BEGIN SOURCE MATERIAL

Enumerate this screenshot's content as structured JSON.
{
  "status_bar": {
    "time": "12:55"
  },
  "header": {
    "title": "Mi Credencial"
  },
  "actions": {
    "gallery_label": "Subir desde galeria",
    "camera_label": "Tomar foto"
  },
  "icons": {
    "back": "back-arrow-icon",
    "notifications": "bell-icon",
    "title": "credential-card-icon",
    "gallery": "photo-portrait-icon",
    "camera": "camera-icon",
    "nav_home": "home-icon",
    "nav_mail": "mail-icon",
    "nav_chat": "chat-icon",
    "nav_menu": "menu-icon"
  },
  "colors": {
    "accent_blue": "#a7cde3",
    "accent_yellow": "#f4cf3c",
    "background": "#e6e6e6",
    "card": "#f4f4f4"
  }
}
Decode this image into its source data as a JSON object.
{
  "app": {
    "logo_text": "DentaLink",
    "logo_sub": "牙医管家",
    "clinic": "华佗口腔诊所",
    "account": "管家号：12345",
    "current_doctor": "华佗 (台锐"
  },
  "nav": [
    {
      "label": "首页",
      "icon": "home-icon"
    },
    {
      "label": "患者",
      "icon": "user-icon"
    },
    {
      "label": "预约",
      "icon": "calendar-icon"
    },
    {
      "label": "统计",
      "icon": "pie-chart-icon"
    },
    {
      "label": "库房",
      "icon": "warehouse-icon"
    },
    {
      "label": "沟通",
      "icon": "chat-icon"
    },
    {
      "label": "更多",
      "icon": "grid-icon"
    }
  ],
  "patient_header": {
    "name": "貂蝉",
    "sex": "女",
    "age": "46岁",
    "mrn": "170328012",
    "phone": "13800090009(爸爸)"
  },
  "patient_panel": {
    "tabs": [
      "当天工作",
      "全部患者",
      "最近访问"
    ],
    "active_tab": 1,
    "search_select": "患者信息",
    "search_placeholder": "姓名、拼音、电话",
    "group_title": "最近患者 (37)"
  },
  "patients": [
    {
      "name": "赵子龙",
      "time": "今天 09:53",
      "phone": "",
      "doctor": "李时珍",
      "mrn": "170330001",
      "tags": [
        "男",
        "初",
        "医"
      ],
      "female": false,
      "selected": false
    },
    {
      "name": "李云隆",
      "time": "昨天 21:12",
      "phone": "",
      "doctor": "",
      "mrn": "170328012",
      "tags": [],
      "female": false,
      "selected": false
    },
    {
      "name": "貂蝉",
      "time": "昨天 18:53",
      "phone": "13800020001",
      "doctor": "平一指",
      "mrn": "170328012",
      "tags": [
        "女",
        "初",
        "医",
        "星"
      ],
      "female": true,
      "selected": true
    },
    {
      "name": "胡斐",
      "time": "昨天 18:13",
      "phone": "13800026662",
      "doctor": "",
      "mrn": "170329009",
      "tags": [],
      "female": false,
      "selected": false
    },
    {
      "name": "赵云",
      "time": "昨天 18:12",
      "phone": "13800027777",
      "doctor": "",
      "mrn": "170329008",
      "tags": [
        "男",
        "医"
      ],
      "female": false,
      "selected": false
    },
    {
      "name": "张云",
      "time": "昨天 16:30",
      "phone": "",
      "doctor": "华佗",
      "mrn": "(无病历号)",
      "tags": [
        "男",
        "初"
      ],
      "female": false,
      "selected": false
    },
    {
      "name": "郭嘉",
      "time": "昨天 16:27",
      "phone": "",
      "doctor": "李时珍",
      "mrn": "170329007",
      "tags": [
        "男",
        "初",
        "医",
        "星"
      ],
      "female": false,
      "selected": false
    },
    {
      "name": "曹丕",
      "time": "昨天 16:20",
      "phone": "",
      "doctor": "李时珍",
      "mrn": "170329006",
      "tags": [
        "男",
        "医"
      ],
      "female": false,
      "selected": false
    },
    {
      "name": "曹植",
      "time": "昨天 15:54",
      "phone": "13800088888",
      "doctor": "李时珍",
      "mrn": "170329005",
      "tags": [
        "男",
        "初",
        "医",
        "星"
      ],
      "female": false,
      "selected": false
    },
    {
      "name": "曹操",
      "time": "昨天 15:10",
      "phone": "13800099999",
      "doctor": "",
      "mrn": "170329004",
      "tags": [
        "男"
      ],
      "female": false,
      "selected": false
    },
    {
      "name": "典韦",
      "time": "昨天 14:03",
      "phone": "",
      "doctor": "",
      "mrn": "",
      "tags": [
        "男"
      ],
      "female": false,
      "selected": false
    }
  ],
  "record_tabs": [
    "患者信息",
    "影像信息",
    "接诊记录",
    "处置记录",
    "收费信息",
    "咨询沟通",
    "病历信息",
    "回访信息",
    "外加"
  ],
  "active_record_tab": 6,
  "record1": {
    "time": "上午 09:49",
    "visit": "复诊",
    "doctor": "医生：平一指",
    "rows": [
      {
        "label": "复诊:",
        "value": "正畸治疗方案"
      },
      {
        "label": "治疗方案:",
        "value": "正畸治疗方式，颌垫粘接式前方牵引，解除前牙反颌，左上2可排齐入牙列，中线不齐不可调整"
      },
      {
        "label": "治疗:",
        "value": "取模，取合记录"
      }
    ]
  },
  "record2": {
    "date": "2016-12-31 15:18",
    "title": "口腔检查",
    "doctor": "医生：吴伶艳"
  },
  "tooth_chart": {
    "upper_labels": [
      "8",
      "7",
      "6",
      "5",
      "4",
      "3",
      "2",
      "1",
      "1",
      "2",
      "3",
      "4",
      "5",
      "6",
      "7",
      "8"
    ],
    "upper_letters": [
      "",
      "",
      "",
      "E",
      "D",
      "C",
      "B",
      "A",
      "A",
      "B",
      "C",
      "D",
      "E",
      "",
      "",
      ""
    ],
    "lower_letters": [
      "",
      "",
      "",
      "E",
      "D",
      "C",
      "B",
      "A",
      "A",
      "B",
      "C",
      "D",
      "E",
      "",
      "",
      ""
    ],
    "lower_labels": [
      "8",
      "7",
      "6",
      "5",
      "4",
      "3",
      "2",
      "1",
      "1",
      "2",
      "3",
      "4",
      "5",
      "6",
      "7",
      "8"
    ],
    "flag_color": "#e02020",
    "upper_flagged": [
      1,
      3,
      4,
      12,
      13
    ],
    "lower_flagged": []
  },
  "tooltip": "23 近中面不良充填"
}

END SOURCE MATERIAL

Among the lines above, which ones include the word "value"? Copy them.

COMPLETED TASK =
        "value": "正畸治疗方案"
        "value": "正畸治疗方式，颌垫粘接式前方牵引，解除前牙反颌，左上2可排齐入牙列，中线不齐不可调整"
        "value": "取模，取合记录"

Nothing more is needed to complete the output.